| WORK ITEM |
Write out the data that follows exactly, keeping every picture out.

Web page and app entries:
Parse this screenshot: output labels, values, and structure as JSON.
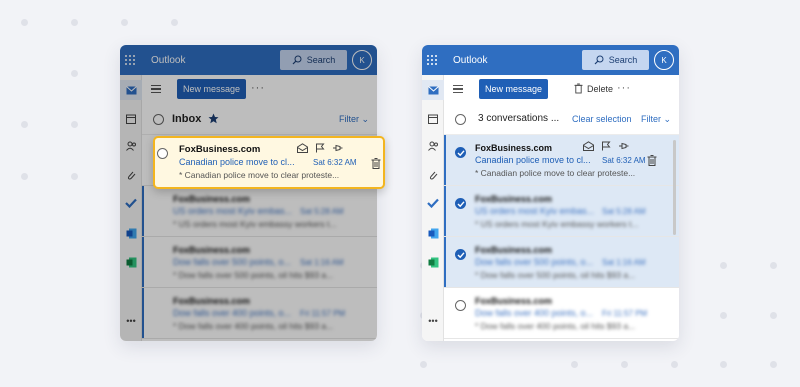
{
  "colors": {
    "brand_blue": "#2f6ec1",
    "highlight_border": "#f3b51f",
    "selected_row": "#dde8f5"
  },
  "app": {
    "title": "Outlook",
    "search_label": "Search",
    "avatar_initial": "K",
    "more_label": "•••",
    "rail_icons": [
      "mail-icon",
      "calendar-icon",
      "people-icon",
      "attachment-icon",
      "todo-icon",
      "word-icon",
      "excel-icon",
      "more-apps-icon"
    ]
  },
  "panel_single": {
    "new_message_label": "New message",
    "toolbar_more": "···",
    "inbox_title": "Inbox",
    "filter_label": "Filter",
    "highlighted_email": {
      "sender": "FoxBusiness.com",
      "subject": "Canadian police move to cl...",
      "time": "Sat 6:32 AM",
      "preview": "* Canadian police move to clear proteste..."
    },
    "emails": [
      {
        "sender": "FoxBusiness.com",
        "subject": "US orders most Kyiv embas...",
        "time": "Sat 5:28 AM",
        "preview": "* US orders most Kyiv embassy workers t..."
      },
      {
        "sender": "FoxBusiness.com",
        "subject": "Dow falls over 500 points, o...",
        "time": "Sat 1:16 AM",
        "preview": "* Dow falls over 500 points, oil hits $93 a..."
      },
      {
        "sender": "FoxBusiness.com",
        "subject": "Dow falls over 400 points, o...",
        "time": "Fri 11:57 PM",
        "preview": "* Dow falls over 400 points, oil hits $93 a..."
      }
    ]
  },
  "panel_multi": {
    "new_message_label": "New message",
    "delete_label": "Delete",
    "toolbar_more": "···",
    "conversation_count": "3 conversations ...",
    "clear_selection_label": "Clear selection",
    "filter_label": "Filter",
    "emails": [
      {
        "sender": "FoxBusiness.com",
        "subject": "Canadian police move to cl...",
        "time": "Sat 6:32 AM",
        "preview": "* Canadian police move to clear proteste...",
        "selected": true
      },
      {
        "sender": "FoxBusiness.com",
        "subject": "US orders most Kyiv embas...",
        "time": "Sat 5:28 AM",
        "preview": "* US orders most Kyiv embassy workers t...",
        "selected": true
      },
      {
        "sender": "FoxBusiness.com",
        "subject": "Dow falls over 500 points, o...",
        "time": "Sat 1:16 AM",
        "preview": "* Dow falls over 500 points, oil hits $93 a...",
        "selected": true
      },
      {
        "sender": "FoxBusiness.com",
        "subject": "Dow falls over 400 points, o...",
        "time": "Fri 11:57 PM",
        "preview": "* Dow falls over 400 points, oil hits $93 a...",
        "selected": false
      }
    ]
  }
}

| RESULT OF THE TASK |
Parse this screenshot: output labels, values, and structure as JSON.
{
  "colors": {
    "brand_blue": "#2f6ec1",
    "highlight_border": "#f3b51f",
    "selected_row": "#dde8f5"
  },
  "app": {
    "title": "Outlook",
    "search_label": "Search",
    "avatar_initial": "K",
    "more_label": "•••",
    "rail_icons": [
      "mail-icon",
      "calendar-icon",
      "people-icon",
      "attachment-icon",
      "todo-icon",
      "word-icon",
      "excel-icon",
      "more-apps-icon"
    ]
  },
  "panel_single": {
    "new_message_label": "New message",
    "toolbar_more": "···",
    "inbox_title": "Inbox",
    "filter_label": "Filter",
    "highlighted_email": {
      "sender": "FoxBusiness.com",
      "subject": "Canadian police move to cl...",
      "time": "Sat 6:32 AM",
      "preview": "* Canadian police move to clear proteste..."
    },
    "emails": [
      {
        "sender": "FoxBusiness.com",
        "subject": "US orders most Kyiv embas...",
        "time": "Sat 5:28 AM",
        "preview": "* US orders most Kyiv embassy workers t..."
      },
      {
        "sender": "FoxBusiness.com",
        "subject": "Dow falls over 500 points, o...",
        "time": "Sat 1:16 AM",
        "preview": "* Dow falls over 500 points, oil hits $93 a..."
      },
      {
        "sender": "FoxBusiness.com",
        "subject": "Dow falls over 400 points, o...",
        "time": "Fri 11:57 PM",
        "preview": "* Dow falls over 400 points, oil hits $93 a..."
      }
    ]
  },
  "panel_multi": {
    "new_message_label": "New message",
    "delete_label": "Delete",
    "toolbar_more": "···",
    "conversation_count": "3 conversations ...",
    "clear_selection_label": "Clear selection",
    "filter_label": "Filter",
    "emails": [
      {
        "sender": "FoxBusiness.com",
        "subject": "Canadian police move to cl...",
        "time": "Sat 6:32 AM",
        "preview": "* Canadian police move to clear proteste...",
        "selected": true
      },
      {
        "sender": "FoxBusiness.com",
        "subject": "US orders most Kyiv embas...",
        "time": "Sat 5:28 AM",
        "preview": "* US orders most Kyiv embassy workers t...",
        "selected": true
      },
      {
        "sender": "FoxBusiness.com",
        "subject": "Dow falls over 500 points, o...",
        "time": "Sat 1:16 AM",
        "preview": "* Dow falls over 500 points, oil hits $93 a...",
        "selected": true
      },
      {
        "sender": "FoxBusiness.com",
        "subject": "Dow falls over 400 points, o...",
        "time": "Fri 11:57 PM",
        "preview": "* Dow falls over 400 points, oil hits $93 a...",
        "selected": false
      }
    ]
  }
}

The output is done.